The recent commercial backing of Australia Plus by three foundation partners is a boon for Australia’s soft power, and demonstrates the resilience and innovation of the Australian Broadcasting Corporation. Beyond this, it should be seen as an opportunity for Australian businesses and a case study in corporate entrepreneurship.
The vitamin and supplement company Swisse, Monash University, and the Victorian Government have each chosen to partner with ABC International’s new flagship multi-platform media offering, reportedly signing-on to advertising deals worth in the low single digit million dollar range. Although not yet enough to make the project financially sustainable, the backing suggests a viable model, and one that should be further supported. Australian organizations need regional exposure, and a strong home-grown media outlet could be the cornerstone of Australia’s international image.
Australia Plus emerges from the specter of the Australia Network, which was axed in the 2014 budget by the Abbott government.

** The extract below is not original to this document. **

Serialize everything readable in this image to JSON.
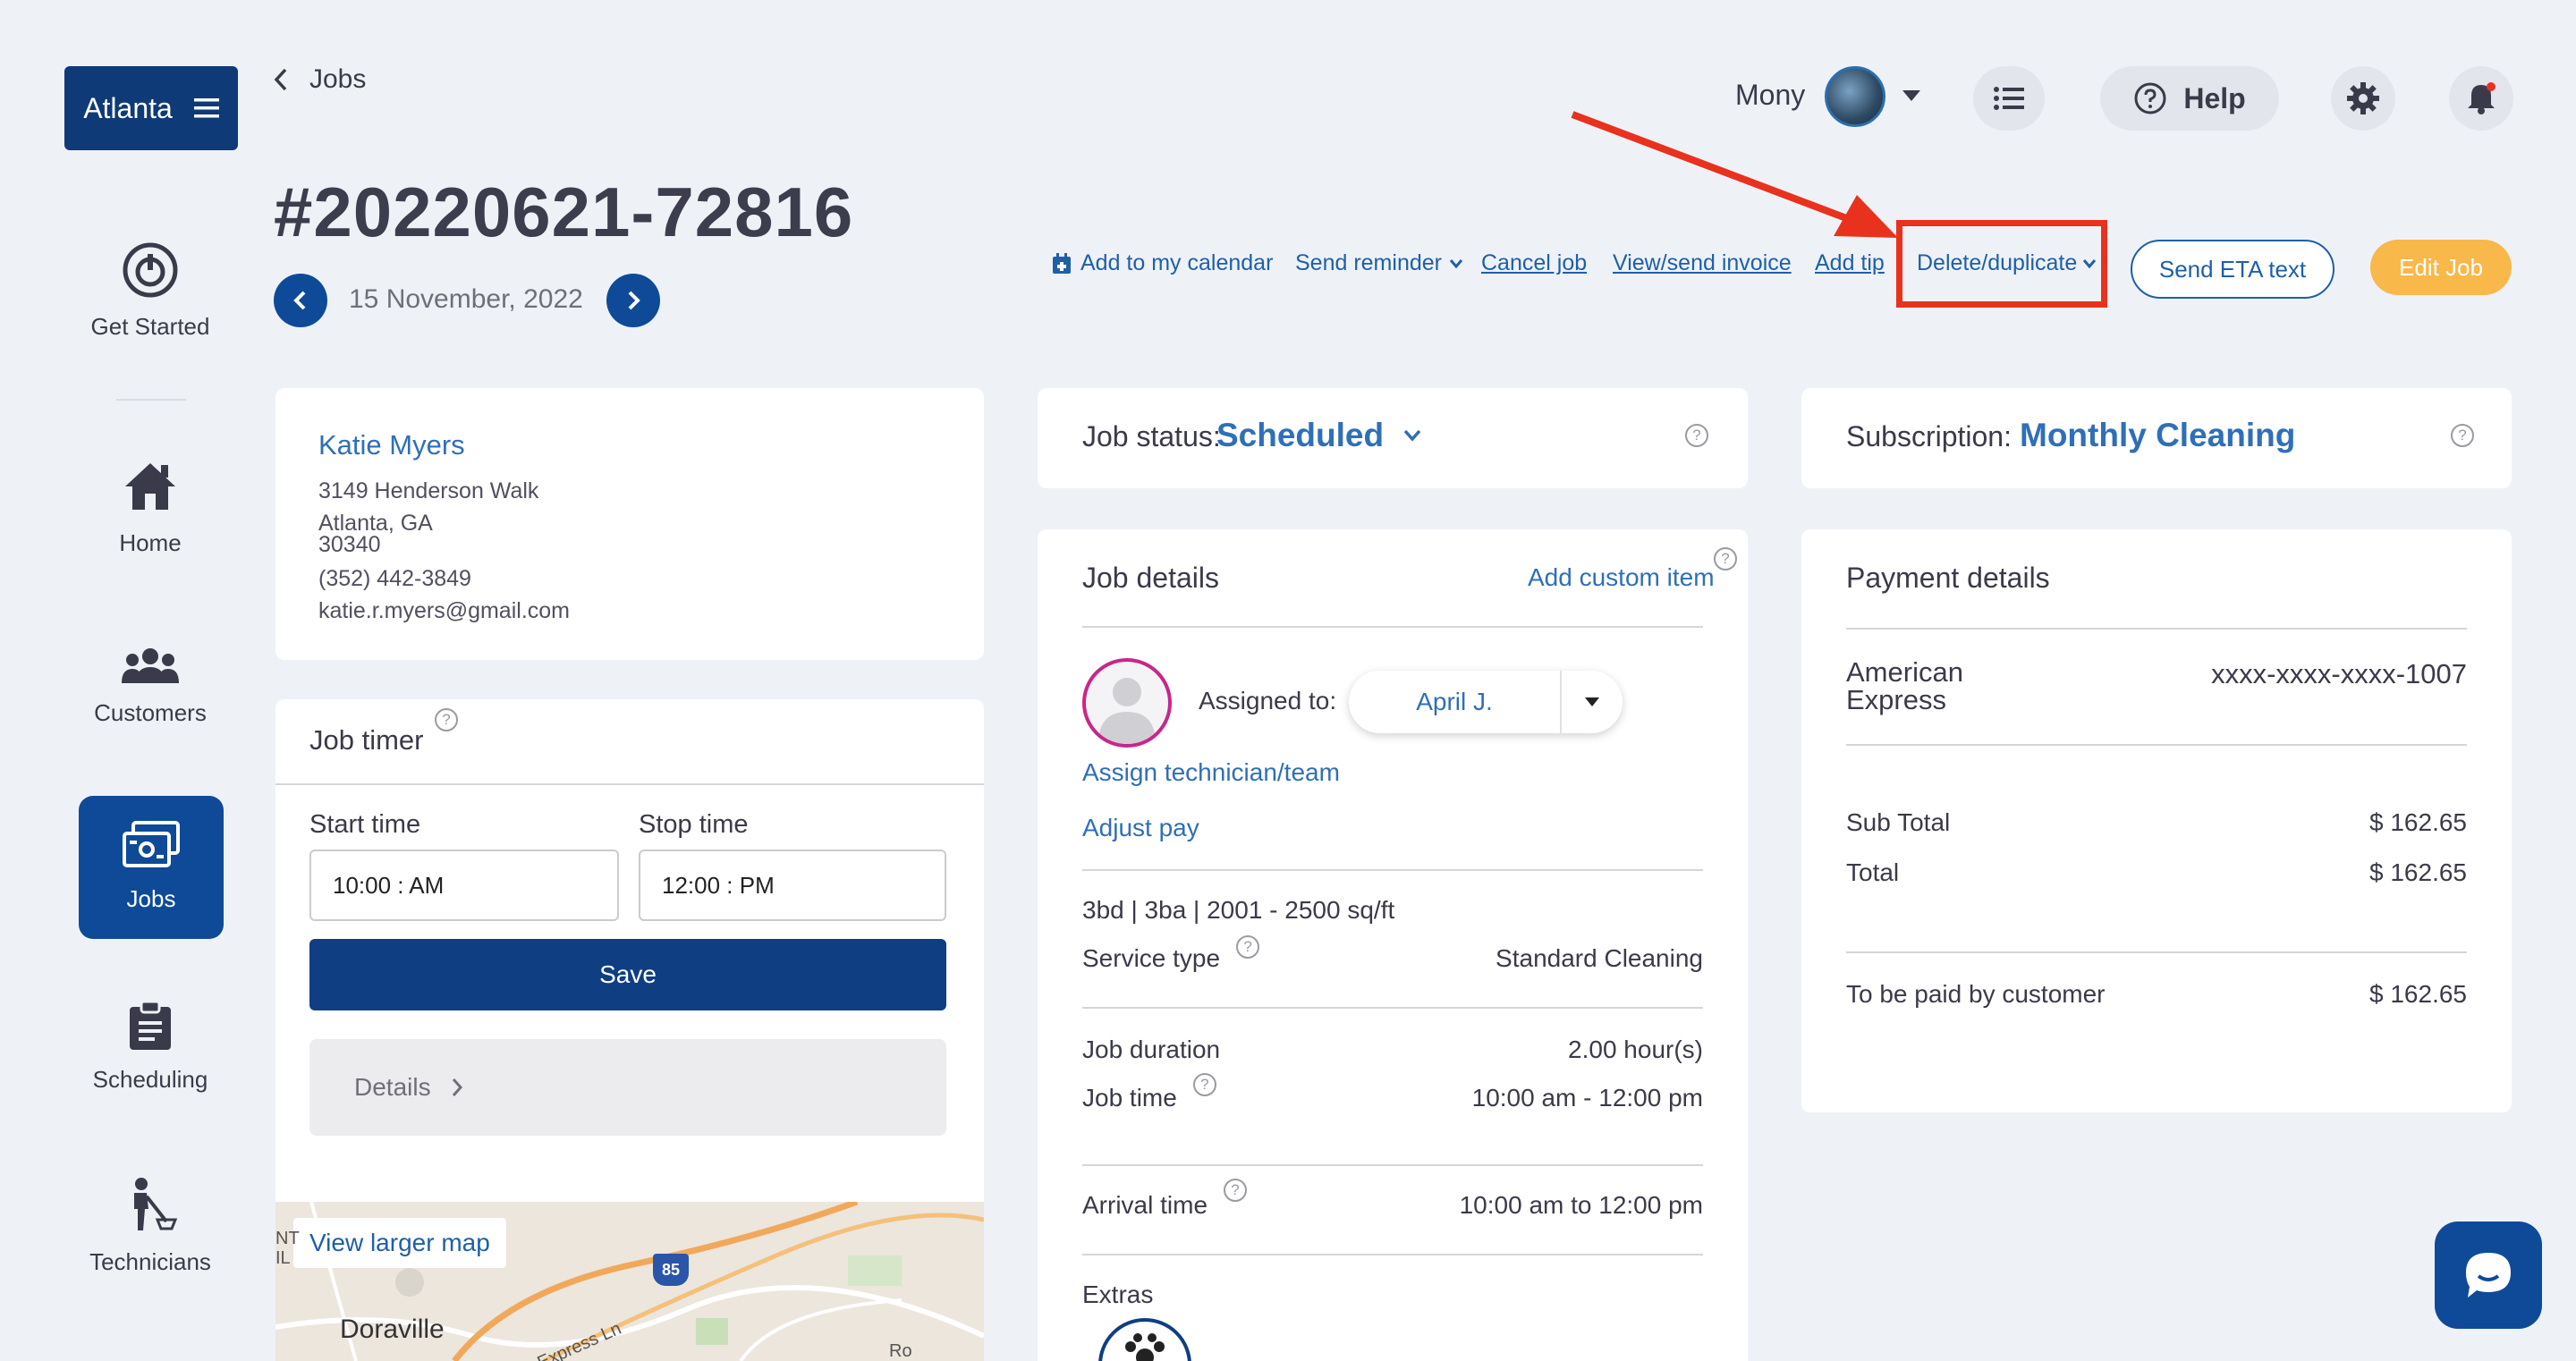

The previous network was repeatedly challenged by the Coalition ever since the highly unusual tender process in 2011, which saw Sky News Australia sidelined in favor of the national broadcaster. The loss of the Australia Network was heavily criticized at the time, with The Sydney Morning Herald claiming there were “no winners” and Australian National University’s Ashlee Betteridge arguing that it would damage news coverage of the Pacific. However, the budget saving was understandably deemed the priority.
However, beyond the politics of the ABC, the broadcaster does play a significant role in modern Australian journalism, and has a charter responsibility for international broadcasting. In a public lecture in 2009, then ABC Managing Director Mark Scott claimed the ABC should become “the dominant regional provider of news, information, and English language learning material.” These three key offerings of the ABC would naturally be born from an Australian perspective, and would ideally be consumed by internationally engaged members of the public, business, and government across Asia and the Pacific.
Although this kind of soft power is often seen as diplomatically and politically important, there is an increasingly powerful economic argument in regards to the promotion of Australia’s brand. The Australian Chamber of Commerce and Industry’s 2016 National Trade Survey highlighted the growing concerns of the business community in regards to Australia’s falling international competitiveness. Particularly in growing service exports, such as education and tourism, Australia’s international reputation and the ‘country of origin effect’ plays a significant part in determining the reception of Australian offerings overseas; demand for Australian products is influenced by consumer’s positive perceptions of Australian lifestyles and businesses. For example, sales of Australian supplements and baby products to the Chinese market are largely driven by perceptions of quality and safety surrounding Australia’s supply chains and retailers. Moreover, the general ‘reputation’ of Australia’s education system is seen as a top driver for international students choosing Australian universities, according to the Government’s international student survey. It is therefore essential for the competitiveness of all Australian business looking to expand overseas to have the backing of a strong ‘Brand Australia.’
Austrade and the Australia Unlimited initiative have worked toward shaping Australia’s international image, but there is only so much that these artificial branding activities can achieve. Ultimately, a more effective strategy for Australian businesses will be to market directly to the region. ABC International can play a key role facilitating these marketing activities; but, the real advantage for Australian businesses will be that their messages are couched in Australian content. Backed by quality Australian programming, Australian stories will work symbiotically with commercial messages to promote both Australian culture and industries.
It is essential that Australian businesses be innovative and competitive in the international marketplace, and ABC International may prove that a regional presence is commercially viable and worthwhile of industry support. Although unorthodox when compared to the majority of Australia’s domestically focused government agencies, the models provided by BBC Worldwide and Al Jazeera have shown that a significant presence in global media provides an effective platform for building and leveraging a national brand. It must be noted however that the ABC’s model flies in the face of the BBC and other national broadcasters, who pour government funds into these bastions of soft power. This new model proposed by ABC International may be commercially viable. It can prove that entrepreneurship and ambition can shift the burden from government to industry to provide a valuable service for Australian businesses.
It is an endeavor that should be applauded. It is a positive step for the broadcaster, for public institutions in general and for Australian business.
Lewis Hirst is a Project Adviser in Trade and International Affairs at the Australian Chamber of Commerce and Industry. This piece is written in a personal capacity.